When I first saw this book cover and read the very short synopsis, I knew that I had to read this book.    I was busy with another book at the time, but put it aside for this one, which is not something I would normally do, but it had piqued my interest and I just had to read it.    I also don’t normally read books with a vampire-type theme, but I am so very, very glad I read this one as it is different, in every way.   About the story: The main character is Emylene Stipe – a 19 year old second generation Goth living with her parents in Toronto, where her parents own and run a Goth club.   Emylene is a rebel.  A rebel, rebelling against rebellious parents – can’t get more rebellious than that. Our young Goth rebel eventually moves out of the family home, and into her own space.  She finds a job and carries on with her life until she meets an older man, who was different to anyone she had ever met before.  All was well until he went on a business trip and she never saw him again.  On an impulse she bought a drawing in an old antique shop which he had shown an interest in prior to his ‘disappearance’.  This one act unleashes a series of events that will change her, her family and the life of everyone around her.   As she tries to make sense of what is happening, she learns about the history of her family, and the Vrykolakas that entered her life so unexpectedly.     My thoughts: This was a really great story that kept me interested from page one until well after I turned the last page.   It is well written, and flows beautifully.  I especially enjoyed the great characters, and enjoyed the history behind the story of the Vrykolakas character in the story.  The insight into the Goth culture was, for me, a bonus. Given that the book is about an un-dead creature, the story is surprisingly not overly violent, nor is it overly sexual.  The balance is perfect and well written.   I would not hesitate to recommend this to anyone interested in this genre.  It was a very, very good read and I enjoyed it – a lot.  

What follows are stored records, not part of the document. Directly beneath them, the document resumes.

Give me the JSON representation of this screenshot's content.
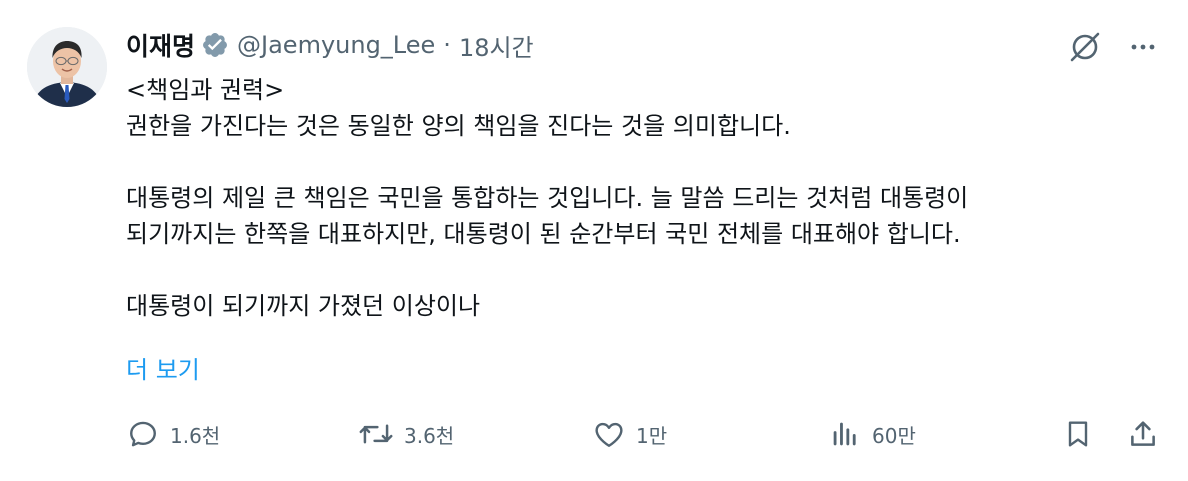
{
  "tweet": {
    "display_name": "이재명",
    "handle": "@Jaemyung_Lee",
    "separator": "·",
    "time": "18시간",
    "body": "<책임과 권력>\n권한을 가진다는 것은 동일한 양의 책임을 진다는 것을 의미합니다.\n\n대통령의 제일 큰 책임은 국민을 통합하는 것입니다. 늘 말씀 드리는 것처럼 대통령이\n되기까지는 한쪽을 대표하지만, 대통령이 된 순간부터 국민 전체를 대표해야 합니다.\n\n대통령이 되기까지 가졌던 이상이나",
    "show_more": "더 보기"
  },
  "actions": {
    "reply_count": "1.6천",
    "retweet_count": "3.6천",
    "like_count": "1만",
    "view_count": "60만"
  },
  "colors": {
    "text": "#0f1419",
    "secondary": "#536471",
    "link": "#1d9bf0",
    "verified_badge": "#829aab"
  },
  "icons": [
    "verified-badge-icon",
    "grok-icon",
    "more-icon",
    "reply-icon",
    "retweet-icon",
    "like-icon",
    "views-icon",
    "bookmark-icon",
    "share-icon"
  ]
}
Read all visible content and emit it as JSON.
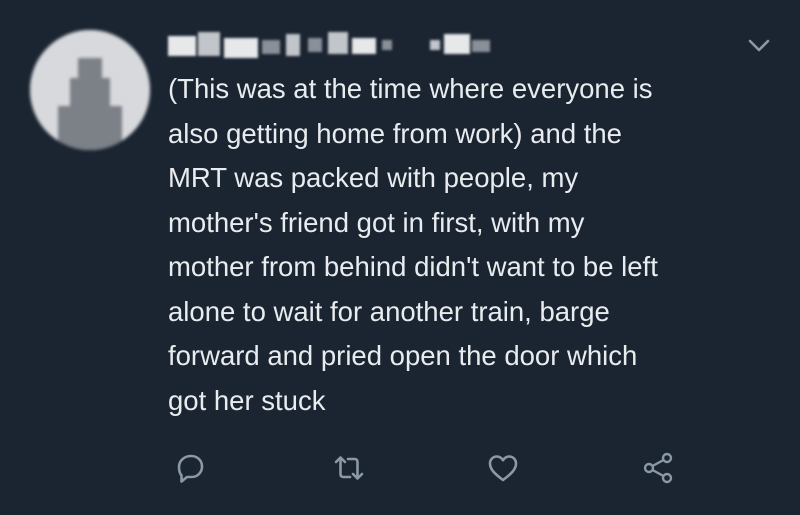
{
  "tweet": {
    "text": "(This was at the time where everyone is\nalso getting home from work) and the\nMRT was packed with people, my\nmother's friend got in first, with my\nmother from behind didn't want to be left\nalone to wait for another train, barge\nforward and pried open the door which\ngot her stuck"
  },
  "icons": {
    "menu": "chevron-down-icon",
    "reply": "reply-icon",
    "retweet": "retweet-icon",
    "like": "heart-icon",
    "share": "share-icon"
  },
  "colors": {
    "background": "#1b2532",
    "text": "#e9ecee",
    "icon": "#8b98a5"
  }
}
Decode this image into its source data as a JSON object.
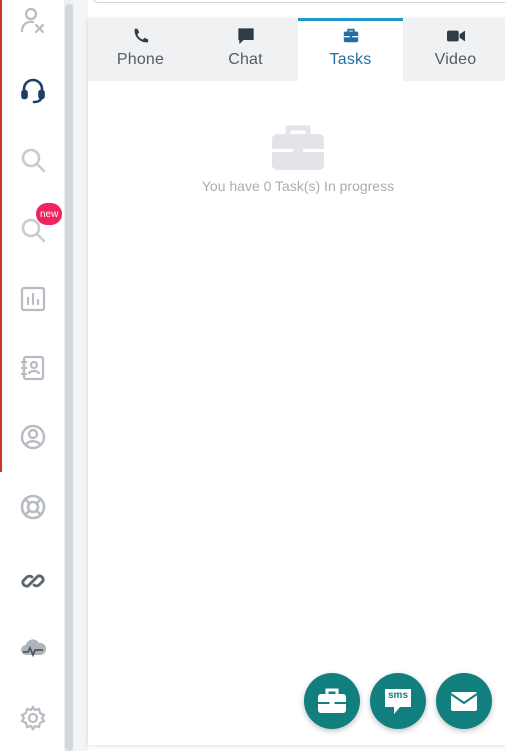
{
  "sidebar": {
    "icons": [
      {
        "name": "user-switch-icon"
      },
      {
        "name": "headset-icon"
      },
      {
        "name": "search-icon"
      },
      {
        "name": "search-new-icon"
      },
      {
        "name": "reports-icon"
      },
      {
        "name": "contacts-book-icon"
      },
      {
        "name": "user-circle-icon"
      },
      {
        "name": "lifebuoy-icon"
      },
      {
        "name": "link-icon"
      },
      {
        "name": "cloud-activity-icon"
      },
      {
        "name": "settings-gear-icon"
      }
    ],
    "badge_new": "new",
    "accent_color": "#c0392b",
    "icon_color": "#b7bcc2",
    "active_icon_color": "#1d3f63"
  },
  "tabs": [
    {
      "label": "Phone",
      "icon": "phone-icon",
      "active": false
    },
    {
      "label": "Chat",
      "icon": "chat-icon",
      "active": false
    },
    {
      "label": "Tasks",
      "icon": "briefcase-icon",
      "active": true
    },
    {
      "label": "Video",
      "icon": "video-icon",
      "active": false
    }
  ],
  "empty_state": {
    "icon": "briefcase-icon",
    "message": "You have 0 Task(s) In progress"
  },
  "fabs": [
    {
      "name": "new-task-fab",
      "icon": "briefcase-icon"
    },
    {
      "name": "sms-fab",
      "icon": "sms-bubble-icon",
      "label": "sms"
    },
    {
      "name": "email-fab",
      "icon": "envelope-icon"
    }
  ],
  "colors": {
    "fab": "#127f7f",
    "active_tab_border": "#2196c9",
    "active_tab_text": "#1f6fa3",
    "badge": "#f0245c"
  }
}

ReadersFavorite More than 1 year ago
Reviewed by Sylvia Heslin for Readers' Favorite For second-generation Goth princess, Emylene Stipes, life is anything but normal. Born to first-generation Goth parents, Vandy and Theo Stipes, Emylene, their only child, is rebellious and is revered by the Goth community. "Perverse" by Larry Rodness is a story where myths meet legends, and those legends then become truth. Nineteen-year old Emylene wants an identity to call her own, an identity that is not an extension of that of her parents. Seeking the need to be independent from her parents and all that goes with it, Emylene ventures out on her own to start a new life. Lured into an antique shop owned by an elderly man, Emylene sees a mesmerizing old canvas charcoal sketch in the window of an antique shop, and decides to buy it. From that instant life for Emylene and that of her parents will never be the same. Mysterious footprints appear in the snow out of nowhere, and three cloaked men and a strange girl in the picture sketch is just the beginning. And if a picture does speak a thousand words, the horror that is unveiled is only the beginning for Emylene and will forever change her life. The book "Perverse" written by Larry Rodness is a dark, haunting, supernatural story that I really enjoyed reading. The story of Emylene and the cursed sketch is what dreams and nightmares are made from, and this story really does put a classic spin on the “be careful what you wish for” mentality. I think that "Perverse" is well written and that Larry Rodness has a clever way of telling a story that is clouded in mystery, fear and anticipation. Although I didn’t start out liking the character of Emylene Stipes, as the storyline progressed I started feeling empathy towards the character and was routing for her success. I really liked the way author Larry Rodness wrote his different characters, and how they made the storyline of "Perverse" that much more interesting. I am sure "Perverse" will appeal to a variety of age ranges, from the older adult to the older teen.